The Great Ocean Road is an Australian National Heritage listed 243-kilometre (151 mi) stretch of road along the south-eastern coast of Australia between the Victorian cities of Torquay and Warrnambool. The road was built by returned soldiers between 1919 and 1932, and is the world's largest war memorial; dedicated to casualties of World War I. It is an important tourist attraction in the region, which winds through varying terrain alongside the coast, and provides access to several prominent landmarks; including the nationally significant 12 Apostles limestone stack formations.
The Twelve Apostles is a collection of eight miocene limestone rock stacks jutting from the water in Port Cambell National Park, between Princetown and Peterborough on the Great Ocean Road.
Bells Beach is the home of the world's longest-running surfing competition – the Rip Curl Pro surf competition and music festival. The event was formerly known as the Bells Beach Surf Classic. The competition was first held in January 1961 and then at Easter every year since although occasionally, when conditions at Bells aren't suitable, the competition has been transferred to other breaks such as Johanna
As early as 1939 surfers from Torquay made their way to Bells but access was a considerable problem until 1960 when Torquay surfers and Olympic wrestler Joe Sweneey hired a bulldozer and cleared a road along the Bells cliff from the Cobb & Co Road, where the concrete wave now stands, down to the beach.

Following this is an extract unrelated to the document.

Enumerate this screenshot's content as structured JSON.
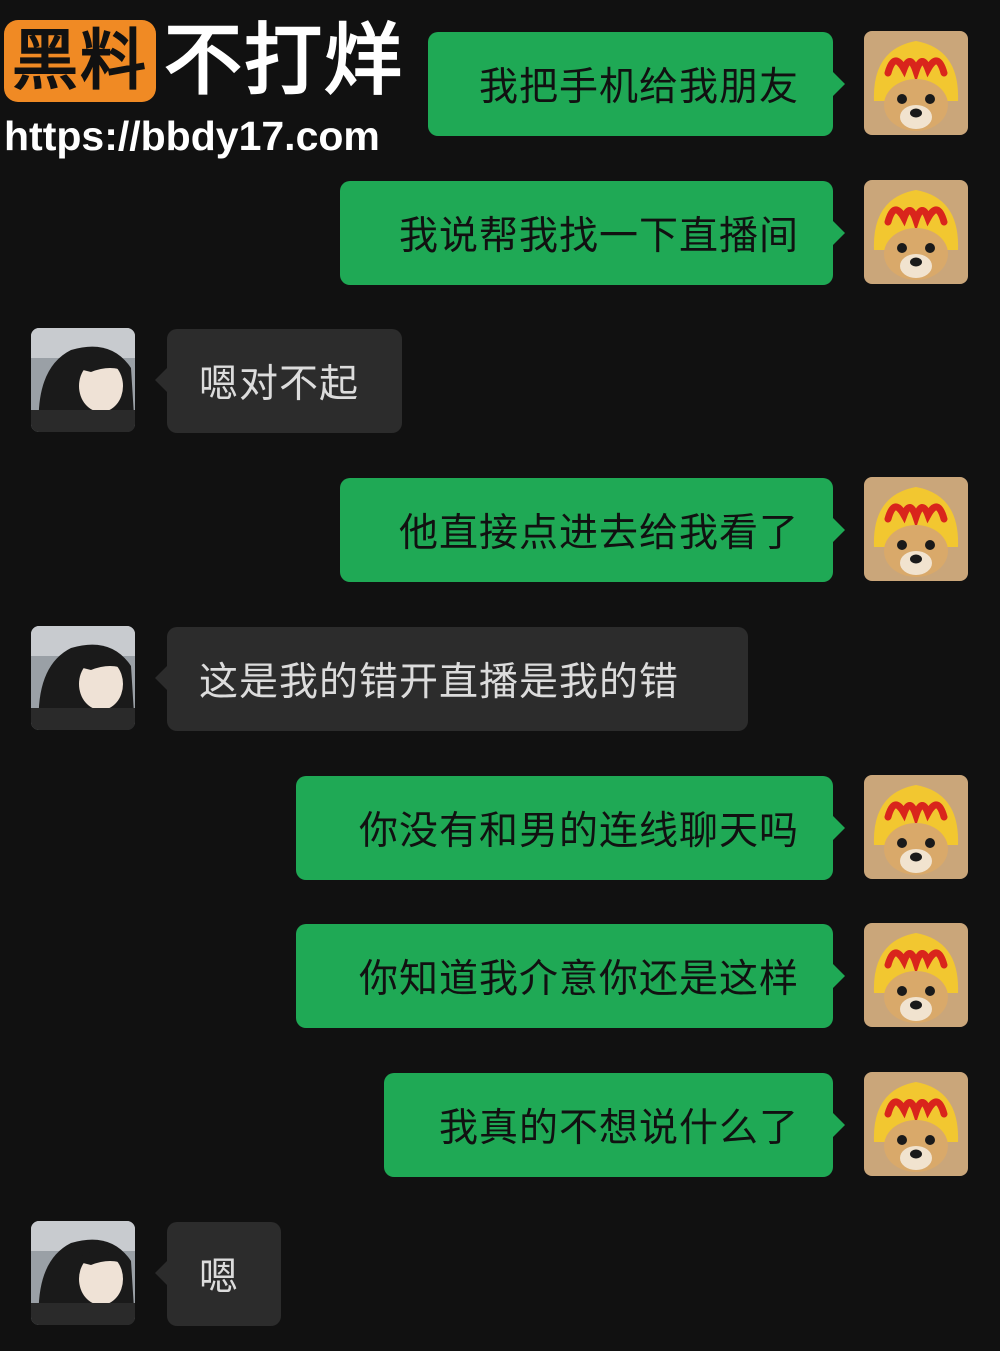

He charged one pound per surfer to recover his expenses. This is now part of the Torquay to Anglesea walking track.